    Y’know Vincent, I never thought to check download services for reissues! Great idea. I also have to endorse E-Music, where I downloaded dozens of Delta blues LPs, as well as a grip of jazz.

  6. Ciggie Says:

    If only I still lived in Jersey! Thx for the post

  7. Tim Says:

    Looks like Dusty Groove has a bunch of his CDs, including Afro Indio:

    http://www.dustygroove.com/browse.php?incl_oos=1&incl_cs=1&kwfilter=mongo

    I’ve only heard a few Mongo tracks (We Got Latin Soul + his cover of Cold Sweat), but don’t have any in my collection. Of the albums in print on CD, which would you recommend as a starting place?
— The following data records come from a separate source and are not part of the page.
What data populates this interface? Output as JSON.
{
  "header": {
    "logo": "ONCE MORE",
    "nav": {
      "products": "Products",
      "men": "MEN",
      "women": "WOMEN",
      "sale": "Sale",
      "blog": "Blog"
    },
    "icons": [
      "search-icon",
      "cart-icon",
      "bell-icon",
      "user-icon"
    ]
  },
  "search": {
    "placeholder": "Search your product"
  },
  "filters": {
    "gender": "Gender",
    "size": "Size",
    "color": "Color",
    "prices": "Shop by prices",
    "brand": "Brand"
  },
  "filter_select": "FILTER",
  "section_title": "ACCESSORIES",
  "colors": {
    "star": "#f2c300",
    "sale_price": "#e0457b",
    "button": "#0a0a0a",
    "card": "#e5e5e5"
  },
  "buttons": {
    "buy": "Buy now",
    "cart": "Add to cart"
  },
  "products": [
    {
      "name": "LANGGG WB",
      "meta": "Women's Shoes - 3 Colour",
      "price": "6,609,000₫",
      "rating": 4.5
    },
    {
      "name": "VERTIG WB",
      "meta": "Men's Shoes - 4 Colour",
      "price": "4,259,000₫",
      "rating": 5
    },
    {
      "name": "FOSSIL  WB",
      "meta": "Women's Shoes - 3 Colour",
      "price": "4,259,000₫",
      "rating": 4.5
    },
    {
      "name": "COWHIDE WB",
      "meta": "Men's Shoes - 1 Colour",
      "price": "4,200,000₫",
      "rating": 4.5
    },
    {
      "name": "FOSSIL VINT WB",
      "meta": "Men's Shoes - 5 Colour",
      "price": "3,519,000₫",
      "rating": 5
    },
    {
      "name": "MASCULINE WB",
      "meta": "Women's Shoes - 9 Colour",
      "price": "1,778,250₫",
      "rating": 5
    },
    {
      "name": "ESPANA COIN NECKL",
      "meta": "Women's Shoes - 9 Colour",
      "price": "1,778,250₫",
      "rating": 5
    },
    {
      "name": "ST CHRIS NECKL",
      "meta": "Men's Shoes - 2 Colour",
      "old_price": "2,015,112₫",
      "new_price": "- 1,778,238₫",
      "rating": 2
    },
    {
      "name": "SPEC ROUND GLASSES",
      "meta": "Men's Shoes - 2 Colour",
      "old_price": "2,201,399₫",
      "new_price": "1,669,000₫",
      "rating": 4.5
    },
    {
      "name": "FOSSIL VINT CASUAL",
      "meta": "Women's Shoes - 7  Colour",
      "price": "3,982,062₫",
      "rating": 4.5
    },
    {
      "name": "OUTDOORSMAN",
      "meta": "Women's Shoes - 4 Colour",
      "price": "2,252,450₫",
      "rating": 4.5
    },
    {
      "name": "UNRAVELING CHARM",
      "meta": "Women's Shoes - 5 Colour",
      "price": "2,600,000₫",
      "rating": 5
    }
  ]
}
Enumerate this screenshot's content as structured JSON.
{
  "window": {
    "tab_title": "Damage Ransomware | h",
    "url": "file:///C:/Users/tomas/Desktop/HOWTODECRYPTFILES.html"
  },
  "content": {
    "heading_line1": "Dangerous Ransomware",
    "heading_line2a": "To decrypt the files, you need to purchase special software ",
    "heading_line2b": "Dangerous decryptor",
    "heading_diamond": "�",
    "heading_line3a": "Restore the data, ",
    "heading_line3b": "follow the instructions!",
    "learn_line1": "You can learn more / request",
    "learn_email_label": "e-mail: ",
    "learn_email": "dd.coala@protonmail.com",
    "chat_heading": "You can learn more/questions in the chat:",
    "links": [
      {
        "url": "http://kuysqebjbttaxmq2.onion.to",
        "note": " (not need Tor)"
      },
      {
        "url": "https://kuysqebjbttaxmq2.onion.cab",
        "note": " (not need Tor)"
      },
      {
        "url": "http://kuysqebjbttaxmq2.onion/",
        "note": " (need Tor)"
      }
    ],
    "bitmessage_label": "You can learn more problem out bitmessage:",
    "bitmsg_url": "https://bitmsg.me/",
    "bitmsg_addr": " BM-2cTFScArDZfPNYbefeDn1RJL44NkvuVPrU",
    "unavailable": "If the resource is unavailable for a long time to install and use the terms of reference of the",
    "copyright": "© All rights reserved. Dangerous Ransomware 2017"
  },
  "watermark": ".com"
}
    Thanks,
    Tim

  8. funky16corners Says:

    Tim
    It’s hard to say where to start. As long as you’re not only interested in funky stuff, I’d grab one of the comps of his Battle/Riverside stuff, which is all excellent. His late 60′s Columbia LPs all have something to recommend them, and his Atlantic Lps (which are out as budget reissues) are also excellent.
    Larry

  9. Dan Says:

    Thanks for the info on Kenny Nolan. How did he ever write “I Like Dreaming” after a song like this? I bet he’s laughing all the way to the bank. I just heard this song done by a no-name orchestra the other day in an elevator.

  10. Mongo Santamaria - I Can’t Get Next To You « Flea Market Funk Says:

    [...] got me into him. I never pass up some Mongo, and Funky 16 Corners did a great post about him here , with his cover of “Lady Marmalade”, which I narrowly missed digging up recently. DJ [...]

Comments are closed.


Follow

Get every new post delivered to your Inbox.

Join 110 other followers

%d bloggers like this: